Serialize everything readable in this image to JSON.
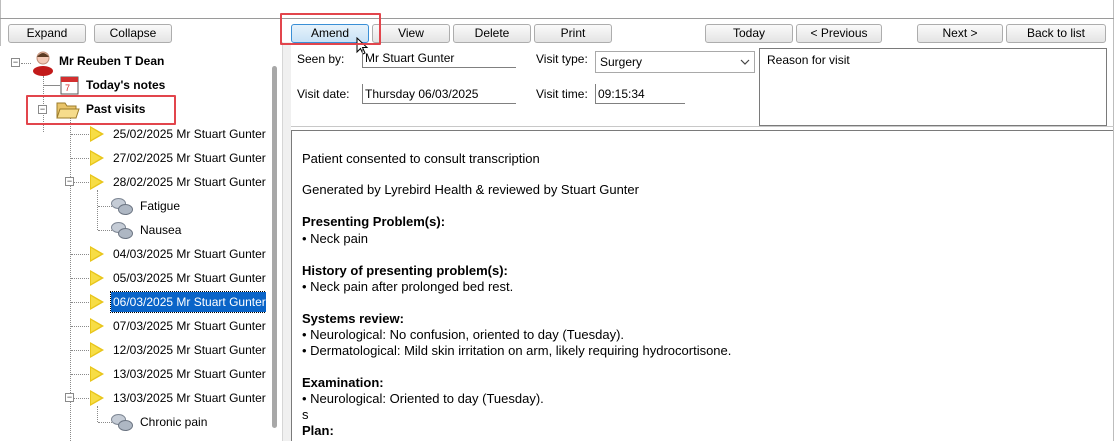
{
  "toolbar": {
    "expand": "Expand",
    "collapse": "Collapse",
    "amend": "Amend",
    "view": "View",
    "delete": "Delete",
    "print": "Print",
    "today": "Today",
    "previous": "< Previous",
    "next": "Next >",
    "back_to_list": "Back to list"
  },
  "tree": {
    "patient": "Mr Reuben T Dean",
    "todays_notes": "Today's notes",
    "past_visits": "Past visits",
    "visits": [
      {
        "label": "25/02/2025  Mr Stuart Gunter"
      },
      {
        "label": "27/02/2025  Mr Stuart Gunter"
      },
      {
        "label": "28/02/2025  Mr Stuart Gunter",
        "children": [
          "Fatigue",
          "Nausea"
        ]
      },
      {
        "label": "04/03/2025  Mr Stuart Gunter"
      },
      {
        "label": "05/03/2025  Mr Stuart Gunter"
      },
      {
        "label": "06/03/2025  Mr Stuart Gunter",
        "selected": true
      },
      {
        "label": "07/03/2025  Mr Stuart Gunter"
      },
      {
        "label": "12/03/2025  Mr Stuart Gunter"
      },
      {
        "label": "13/03/2025  Mr Stuart Gunter"
      },
      {
        "label": "13/03/2025  Mr Stuart Gunter",
        "children": [
          "Chronic pain"
        ]
      }
    ]
  },
  "visit": {
    "seen_by_label": "Seen by:",
    "seen_by_value": "Mr Stuart Gunter",
    "visit_type_label": "Visit type:",
    "visit_type_value": "Surgery",
    "visit_date_label": "Visit date:",
    "visit_date_value": "Thursday 06/03/2025",
    "visit_time_label": "Visit time:",
    "visit_time_value": "09:15:34",
    "reason_placeholder": "Reason for visit"
  },
  "notes": {
    "consent": "Patient consented to consult transcription",
    "generated": "Generated by Lyrebird Health & reviewed by Stuart Gunter",
    "presenting_heading": "Presenting Problem(s):",
    "presenting_1": "• Neck pain",
    "history_heading": "History of presenting problem(s):",
    "history_1": "• Neck pain after prolonged bed rest.",
    "systems_heading": "Systems review:",
    "systems_1": "• Neurological: No confusion, oriented to day (Tuesday).",
    "systems_2": "• Dermatological: Mild skin irritation on arm, likely requiring hydrocortisone.",
    "exam_heading": "Examination:",
    "exam_1": "• Neurological: Oriented to day (Tuesday).",
    "exam_2": "s",
    "plan_heading": "Plan:"
  },
  "colors": {
    "highlight_box": "#e2454c",
    "selection": "#0a64c8",
    "visit_icon": "#e8c51a"
  }
}
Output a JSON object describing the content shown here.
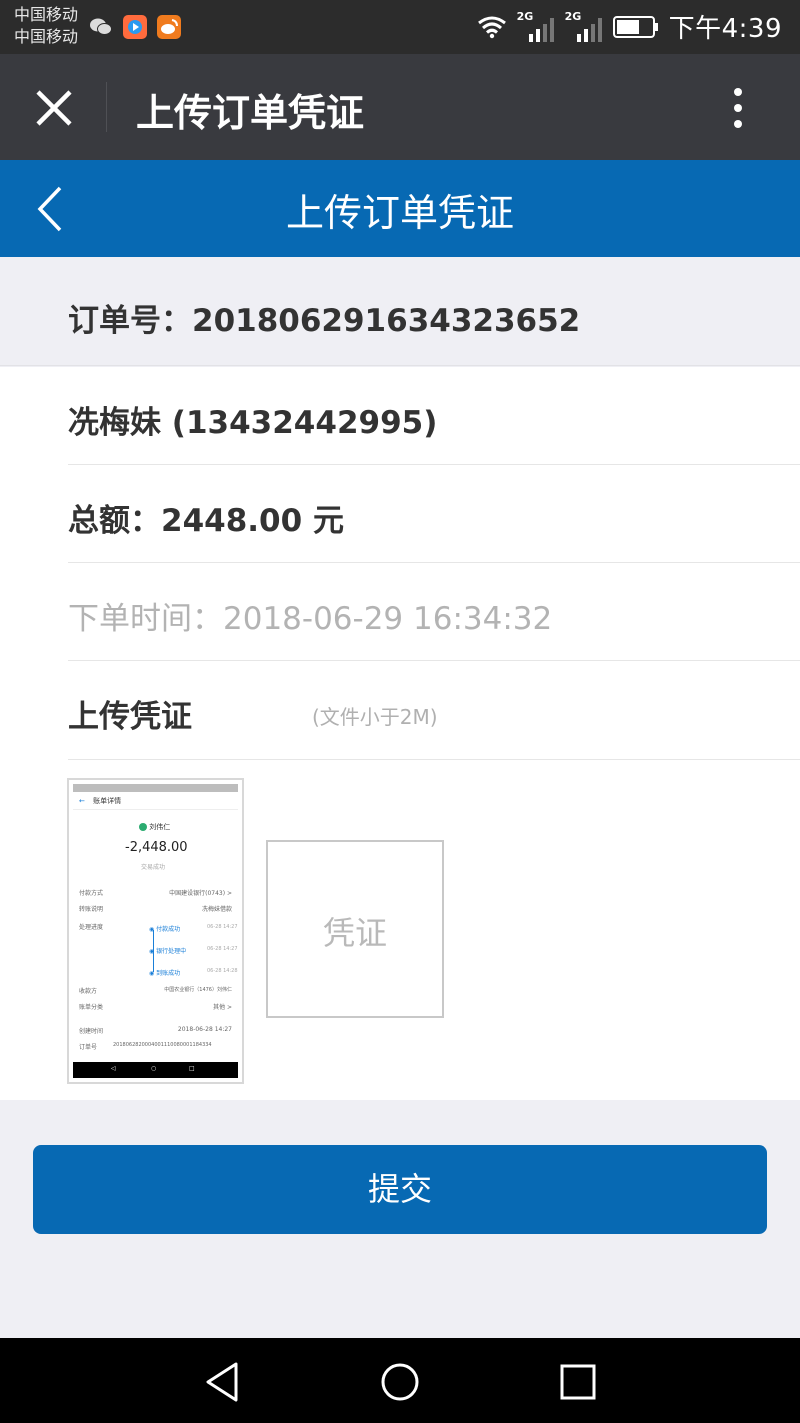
{
  "status_bar": {
    "carrier_1": "中国移动",
    "carrier_2": "中国移动",
    "network_1": "2G",
    "network_2": "2G",
    "time": "下午4:39",
    "icons": [
      "wechat-icon",
      "video-app-icon",
      "weibo-icon",
      "wifi-icon",
      "signal-icon",
      "battery-icon"
    ]
  },
  "wechat_bar": {
    "title": "上传订单凭证"
  },
  "page_header": {
    "title": "上传订单凭证"
  },
  "order": {
    "number_text": "订单号：201806291634323652",
    "customer_text": "冼梅妹 (13432442995)",
    "total_text": "总额：2448.00 元",
    "time_text": "下单时间：2018-06-29 16:34:32"
  },
  "upload": {
    "label": "上传凭证",
    "hint": "(文件小于2M)",
    "placeholder_label": "凭证",
    "thumbnail": {
      "header": "账单详情",
      "payee": "刘伟仁",
      "amount": "-2,448.00",
      "status": "交易成功",
      "rows": [
        {
          "k": "付款方式",
          "v": "中国建设银行(0743) >"
        },
        {
          "k": "转账说明",
          "v": "冼梅妹借款"
        },
        {
          "k": "处理进度",
          "v": ""
        },
        {
          "k": "收款方",
          "v": "中国农业银行（1476）刘伟仁"
        },
        {
          "k": "账单分类",
          "v": "其他 >"
        },
        {
          "k": "创建时间",
          "v": "2018-06-28 14:27"
        },
        {
          "k": "订单号",
          "v": "2018062820004001110080001184334"
        }
      ],
      "progress": [
        {
          "label": "付款成功",
          "time": "06-28 14:27"
        },
        {
          "label": "银行处理中",
          "time": "06-28 14:27"
        },
        {
          "label": "到账成功",
          "time": "06-28 14:28"
        }
      ]
    }
  },
  "submit_label": "提交",
  "colors": {
    "brand_blue": "#0769b3",
    "wechat_bar": "#393a3f",
    "background": "#efeff4"
  }
}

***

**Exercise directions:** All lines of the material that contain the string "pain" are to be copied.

**Answer space:**
          "Chronic pain"
    "presenting_1": "• Neck pain",
    "history_1": "• Neck pain after prolonged bed rest.",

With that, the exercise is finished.